I’m so glad to still have my massive stock of anime DVDs (and some blu-rays) that I amassed over a 12 or so year span. A lot of the collection is available for streaming now, but some favorites, like Infinite Ryvius, Rahxephon, or Madlax (unpopular opinion but I love it) are probably not being reprinted and aren’t popular enough to warrant an appearance on a streaming platform. I also still have a few series that I torrented, but physical media always feels a bit safer to me.
What’s surprising to me is how many of the series that I thought would be everlasting in the mid and late 2000s seems to have all but vanished among the masses of viewers. This seems like a distinct thing among the anime fanbase. As a huge fan of film as well I’ve found that those viewers are far more interested in the preservation of even some of the worst b-movies. I think that I’ve commented on another post about this before, but it seems more apropos to this discussion.

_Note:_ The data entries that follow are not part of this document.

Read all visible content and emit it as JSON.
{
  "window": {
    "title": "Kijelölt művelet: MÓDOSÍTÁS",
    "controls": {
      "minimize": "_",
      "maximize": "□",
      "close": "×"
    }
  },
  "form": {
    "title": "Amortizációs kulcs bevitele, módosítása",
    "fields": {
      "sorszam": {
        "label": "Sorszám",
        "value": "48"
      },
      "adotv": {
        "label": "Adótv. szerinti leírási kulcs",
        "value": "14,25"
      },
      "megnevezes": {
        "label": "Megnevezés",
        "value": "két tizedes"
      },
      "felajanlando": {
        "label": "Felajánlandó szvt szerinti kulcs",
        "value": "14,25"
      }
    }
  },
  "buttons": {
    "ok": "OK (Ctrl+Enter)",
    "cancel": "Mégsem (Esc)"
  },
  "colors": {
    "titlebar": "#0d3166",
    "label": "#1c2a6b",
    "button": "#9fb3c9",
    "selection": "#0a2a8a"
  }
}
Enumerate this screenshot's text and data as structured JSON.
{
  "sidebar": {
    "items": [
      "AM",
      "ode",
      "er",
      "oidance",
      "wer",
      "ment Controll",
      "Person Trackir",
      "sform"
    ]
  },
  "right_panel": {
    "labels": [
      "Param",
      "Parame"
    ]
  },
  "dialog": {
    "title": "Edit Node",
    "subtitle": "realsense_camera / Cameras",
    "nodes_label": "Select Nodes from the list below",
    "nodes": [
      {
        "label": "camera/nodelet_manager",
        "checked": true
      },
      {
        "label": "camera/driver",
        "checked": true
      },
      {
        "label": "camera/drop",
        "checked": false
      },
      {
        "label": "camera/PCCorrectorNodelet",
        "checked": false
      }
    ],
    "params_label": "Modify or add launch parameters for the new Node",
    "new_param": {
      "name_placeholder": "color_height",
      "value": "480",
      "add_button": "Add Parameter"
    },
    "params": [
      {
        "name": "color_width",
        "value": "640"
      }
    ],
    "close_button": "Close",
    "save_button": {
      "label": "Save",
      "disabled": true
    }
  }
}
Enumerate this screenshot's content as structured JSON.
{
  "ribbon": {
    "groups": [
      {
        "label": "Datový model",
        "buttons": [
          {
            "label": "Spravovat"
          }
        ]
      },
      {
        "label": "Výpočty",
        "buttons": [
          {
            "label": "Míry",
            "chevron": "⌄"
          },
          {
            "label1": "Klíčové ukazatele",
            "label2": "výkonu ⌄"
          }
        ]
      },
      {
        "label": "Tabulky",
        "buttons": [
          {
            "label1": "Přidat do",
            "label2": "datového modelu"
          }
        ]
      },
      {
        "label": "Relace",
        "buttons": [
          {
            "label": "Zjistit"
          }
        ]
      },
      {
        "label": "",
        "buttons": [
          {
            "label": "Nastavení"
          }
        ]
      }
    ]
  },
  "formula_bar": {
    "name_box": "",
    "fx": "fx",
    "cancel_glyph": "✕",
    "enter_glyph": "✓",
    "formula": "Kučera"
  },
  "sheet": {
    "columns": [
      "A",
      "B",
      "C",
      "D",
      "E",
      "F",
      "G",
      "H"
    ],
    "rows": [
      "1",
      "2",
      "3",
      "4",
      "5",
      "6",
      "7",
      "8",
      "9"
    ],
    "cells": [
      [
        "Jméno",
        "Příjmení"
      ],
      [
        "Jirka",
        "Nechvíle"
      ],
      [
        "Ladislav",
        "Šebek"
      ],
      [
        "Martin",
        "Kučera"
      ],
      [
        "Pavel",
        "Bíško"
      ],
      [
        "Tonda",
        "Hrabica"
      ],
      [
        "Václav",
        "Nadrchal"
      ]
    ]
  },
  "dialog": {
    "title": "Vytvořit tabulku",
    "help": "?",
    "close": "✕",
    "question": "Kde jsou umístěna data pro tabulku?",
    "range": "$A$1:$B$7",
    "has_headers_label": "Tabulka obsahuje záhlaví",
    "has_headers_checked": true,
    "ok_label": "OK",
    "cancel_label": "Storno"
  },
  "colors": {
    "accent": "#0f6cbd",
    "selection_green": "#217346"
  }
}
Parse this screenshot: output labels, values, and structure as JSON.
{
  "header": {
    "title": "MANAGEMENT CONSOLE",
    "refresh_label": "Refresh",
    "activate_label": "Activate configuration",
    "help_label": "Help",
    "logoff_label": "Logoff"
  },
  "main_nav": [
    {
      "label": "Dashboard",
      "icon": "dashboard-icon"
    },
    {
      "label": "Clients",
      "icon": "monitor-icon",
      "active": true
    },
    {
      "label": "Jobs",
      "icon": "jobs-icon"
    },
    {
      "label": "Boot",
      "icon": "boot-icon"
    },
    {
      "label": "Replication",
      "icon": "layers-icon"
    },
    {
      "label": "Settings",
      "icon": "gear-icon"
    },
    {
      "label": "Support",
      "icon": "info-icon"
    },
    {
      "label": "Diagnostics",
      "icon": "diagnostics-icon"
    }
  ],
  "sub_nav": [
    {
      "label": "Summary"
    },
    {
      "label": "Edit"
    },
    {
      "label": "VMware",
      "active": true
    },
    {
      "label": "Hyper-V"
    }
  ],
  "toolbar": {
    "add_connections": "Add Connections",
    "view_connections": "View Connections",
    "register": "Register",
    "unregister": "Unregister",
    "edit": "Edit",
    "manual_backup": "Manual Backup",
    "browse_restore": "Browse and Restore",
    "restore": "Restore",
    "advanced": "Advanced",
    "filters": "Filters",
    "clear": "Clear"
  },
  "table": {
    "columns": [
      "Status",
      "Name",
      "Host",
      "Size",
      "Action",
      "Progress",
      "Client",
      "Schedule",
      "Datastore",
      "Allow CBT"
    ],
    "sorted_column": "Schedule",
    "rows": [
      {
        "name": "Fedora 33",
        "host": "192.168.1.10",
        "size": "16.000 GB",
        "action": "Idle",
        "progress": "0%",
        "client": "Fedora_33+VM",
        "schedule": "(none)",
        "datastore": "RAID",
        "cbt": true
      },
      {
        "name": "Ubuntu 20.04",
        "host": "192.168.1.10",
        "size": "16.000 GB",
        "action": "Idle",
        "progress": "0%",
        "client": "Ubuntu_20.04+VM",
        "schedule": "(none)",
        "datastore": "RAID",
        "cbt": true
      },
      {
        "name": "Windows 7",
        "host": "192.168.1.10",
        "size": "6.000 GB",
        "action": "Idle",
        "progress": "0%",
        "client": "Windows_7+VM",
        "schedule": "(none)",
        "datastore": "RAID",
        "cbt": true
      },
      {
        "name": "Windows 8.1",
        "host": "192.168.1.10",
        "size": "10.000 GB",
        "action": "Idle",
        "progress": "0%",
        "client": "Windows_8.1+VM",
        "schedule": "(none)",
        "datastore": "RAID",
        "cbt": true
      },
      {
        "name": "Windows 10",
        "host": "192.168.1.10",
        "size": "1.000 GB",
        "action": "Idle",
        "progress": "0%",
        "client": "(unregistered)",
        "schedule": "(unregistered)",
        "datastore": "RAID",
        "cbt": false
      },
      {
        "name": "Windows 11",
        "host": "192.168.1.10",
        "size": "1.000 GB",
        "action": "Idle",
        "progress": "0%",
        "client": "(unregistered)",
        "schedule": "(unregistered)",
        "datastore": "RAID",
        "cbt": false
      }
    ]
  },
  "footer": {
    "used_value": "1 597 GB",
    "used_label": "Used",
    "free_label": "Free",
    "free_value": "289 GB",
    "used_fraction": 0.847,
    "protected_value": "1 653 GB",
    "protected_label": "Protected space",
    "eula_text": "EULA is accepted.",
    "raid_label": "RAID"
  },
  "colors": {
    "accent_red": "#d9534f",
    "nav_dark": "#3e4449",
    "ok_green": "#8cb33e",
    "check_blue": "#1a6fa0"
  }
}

My own (still developing) theory is that anime fandom is in a constant state of flux. It’s rare that people stick around for as long as we have, most will spend 3+ years devoted to anime, and then move on and find another hobby. In many ways, anime itself is to blame because so much is targeted at specific demographics that people just grow out of it and forget.
I had something of a holiday from this blog between 2015-2018 and the net result is that much of what I wrote about is now obscure in the eyes of anime fandom. It’s only now that I’m starting to recover that foundation of content.